**** Listed entries

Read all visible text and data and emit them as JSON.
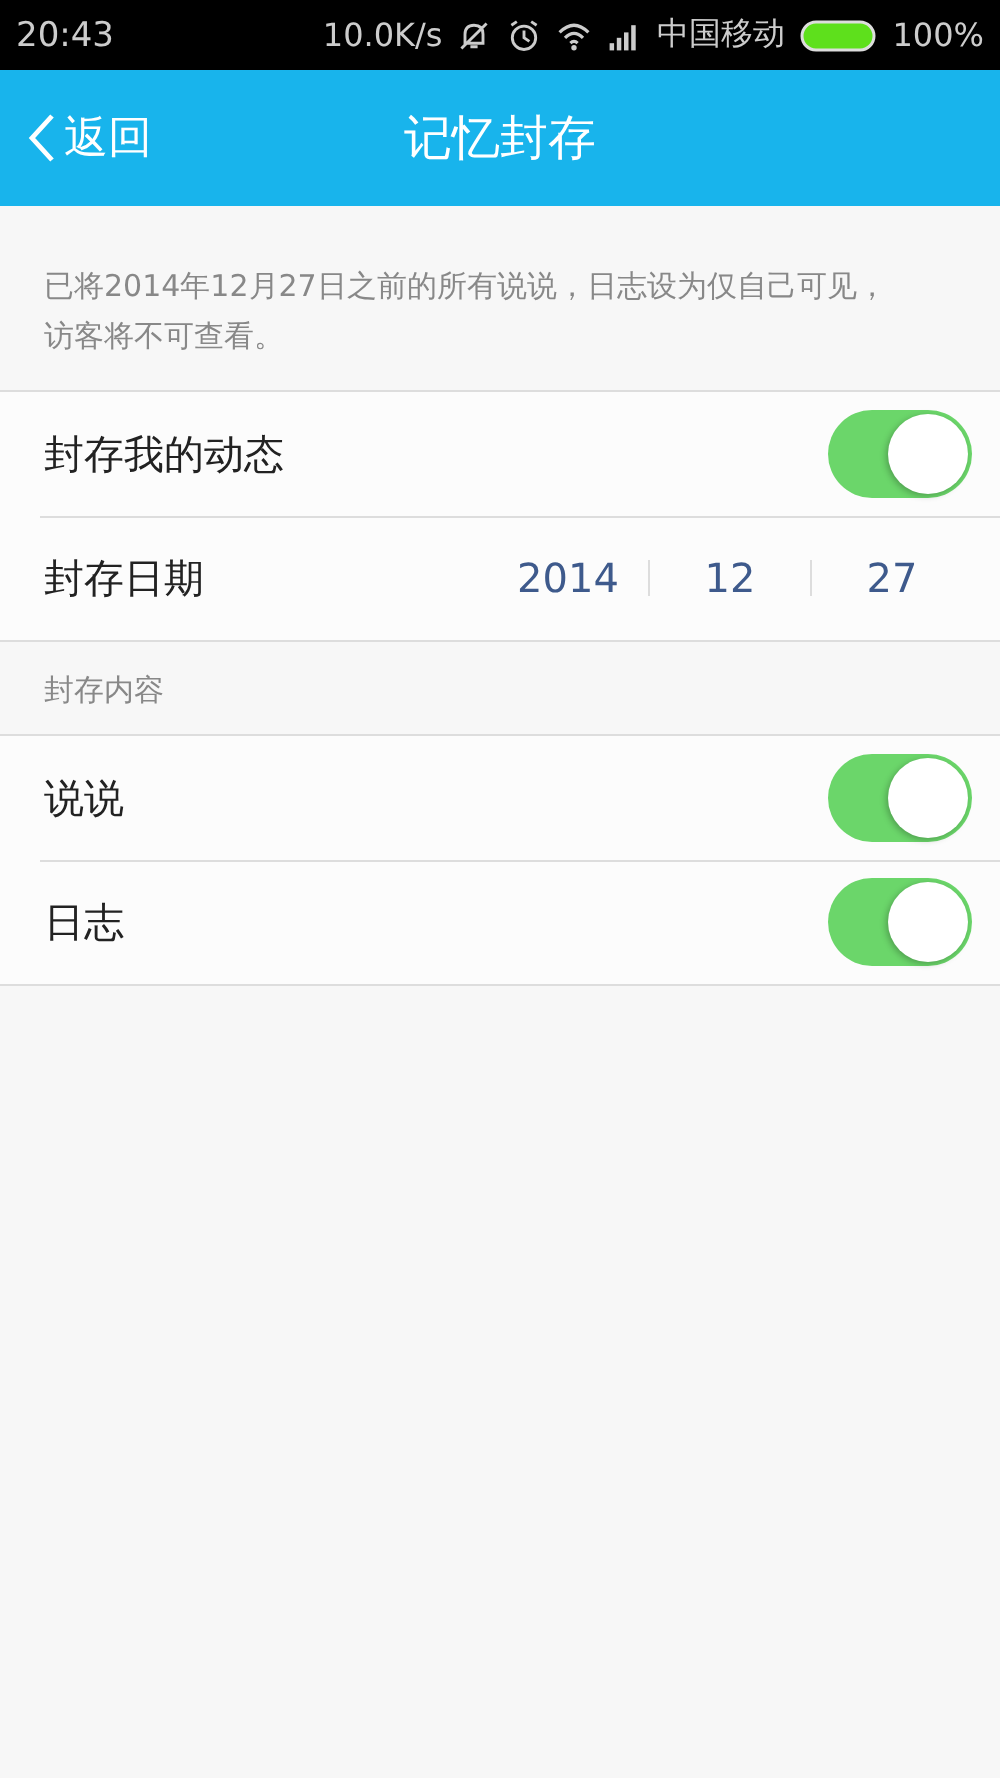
{
  "status_bar": {
    "time": "20:43",
    "network_speed": "10.0K/s",
    "carrier": "中国移动",
    "battery": "100%"
  },
  "header": {
    "back_label": "返回",
    "title": "记忆封存"
  },
  "notice": "已将2014年12月27日之前的所有说说，日志设为仅自己可见，访客将不可查看。",
  "settings": [
    {
      "kind": "toggle",
      "label": "封存我的动态",
      "on": true
    },
    {
      "kind": "date",
      "label": "封存日期",
      "parts": [
        "2014",
        "12",
        "27"
      ]
    }
  ],
  "section_title": "封存内容",
  "content_items": [
    {
      "label": "说说",
      "on": true
    },
    {
      "label": "日志",
      "on": true
    }
  ]
}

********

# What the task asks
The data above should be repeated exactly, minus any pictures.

# Response to this exercise
Read all visible text and data and emit them as JSON.
{
  "status_bar": {
    "time": "20:43",
    "network_speed": "10.0K/s",
    "carrier": "中国移动",
    "battery": "100%"
  },
  "header": {
    "back_label": "返回",
    "title": "记忆封存"
  },
  "notice": "已将2014年12月27日之前的所有说说，日志设为仅自己可见，访客将不可查看。",
  "settings": [
    {
      "kind": "toggle",
      "label": "封存我的动态",
      "on": true
    },
    {
      "kind": "date",
      "label": "封存日期",
      "parts": [
        "2014",
        "12",
        "27"
      ]
    }
  ],
  "section_title": "封存内容",
  "content_items": [
    {
      "label": "说说",
      "on": true
    },
    {
      "label": "日志",
      "on": true
    }
  ]
}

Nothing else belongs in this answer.